Practical Training Course on Planning and Implementation of Nuclear Facility Decommissioning and Remediation of Radioactively-Contaminated Sites
|Date:||24 April – 5 May 2017|
|Location:||Argonne National Laboratory, Argonne, IL, USA|
Deadline for Nominations: 10 February 2017
The primary objective of this training course is to provide implementing and regulatory organizations with a global understanding of the key aspects that need to be considered in the course of planning and implementing nuclear facility decommissioning and environmental remediation projects. In line with the overall objectives of TC Project INT-9183, this course will present aspects that can constrain or delay project implementation and discuss potential mechanisms that can assist in overcoming these barriers, with a focus on regulatory and policy aspects, technology, overall human and financial resources, and societal aspects.

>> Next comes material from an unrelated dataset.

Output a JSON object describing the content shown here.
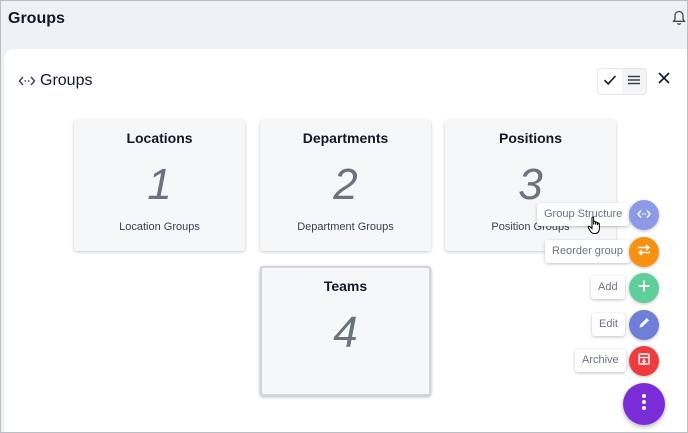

This course will enable participants to understand the fundamentals of the main activities involved in decommissioning projects and associated enviornmental remediation activities. They will gain an appreciation of the necessary infrastructure that must be put in place to carry out D&ER projects. This overview will enhance their profile and performance in managerial aspects of such projects in the planning and/or implementation stage in their home countries.
Scope and Nature
The course will take place over a two week period, providing:
- Lectures on key topics related to policy, regulatory, funding, project planning and management, and overall technological/technical aspects including dismantling, decontamination, demolition and site clean-up works of contaminated facilities (land and building structures). Special attention will be paid to stakeholder communication and engagement-related issues.
- Interactive exercises to allow training course participants to put into practice the key concepts, methods and tools they have been exposed to.
The course will be supported by a wide range of IAEA Safety Standards and NE-Series Reports that are relevant to the topics of Decommissioning and Environmental Remediation. These reports include, but are not restricted to the Radiation Protection and Safety of Radiation Sources: International Basic Safety Standards – General Safety Requirements GSR Part 3 and GRS Part 5, IAEA Safety Guides WS-G-3.1 (environmental remediation) and WS-G-2.4 (decommissioning), and NE-Series Reports on Policy and Strategies for Decommissioning and Enviromnental Remediation.
The CIDER Baseline Project Report NW-T-1.10 will also provide important elements for discussion during the course. Appropriate analytical and project management tools for the implementation and oversight, sound and cost-effective strategies in the fields of decommissioning and environmental remediation will be covered.
The course has been evolving for the last five years. Although its core contents are the same, new elements are added every year and more weight has been continuously given to exercises and demonstration events. The training Modules will be presented using a format based on the proven learning sequence of lecture-, video- and field-observation and discussion. In addition, where applicable, IAEA resource documents such as guides, standards and technical reports will be used to support the lectures.
Over the two-week period the following topics will be addressed:
- Policies and Strategies on D&ER and Regulatory Framework
- Project planning, management, cost-estimation and decision-making
- Site characterization, sampling, and analysis
- Safety Assessment
- Stakeholder involvement and risk communication
- Data management
- Technology selection and deployment, proven and emerging technologies and materials for environmental remediation and decommissioning
- Site closure and long term stewardship
- Other topics specifically of interest to each sub-group
In addition, the course will provide participants with details on IAEA networking opportunities, e.g. via the Environmental Management and Remediation Network (ENVIRONET) and International Decommissioning Network (IDN), their resources, and opportunities for assisting them.
It is anticipated that the course instructors will include staff from US organisations such as the US Environmental Protection Agency, Department of Energy and Nuclear Regulatory Commission.
Despite the fact that significant progress has been achieved in recent years in terms of implementation of D&ER projects, much remains to be done in terms of addressing the legacies from the early development of nuclear energy. There is a need to improve the implementation of decommissioning and clean-up of nuclear fuel cycle and research facilities, the dismantling of research reactors and the remediation of sites affected by past practices developed without proper consideration of environmental aspects.
Some countries are moving forward with dealing with these legacies, and accordingly have built up appropriate technical resources and expertise. However, many national programmes still face very significant challenges. This course is an excellent opportunity to provide for the transfer of knowledge and experience with the final goal of contributing to build capacity in Member States in such a way that participants will become better equipped to find means to overcome the barriers that prevent the implementation of decommissioning and environmental remediation (D&ER) projects.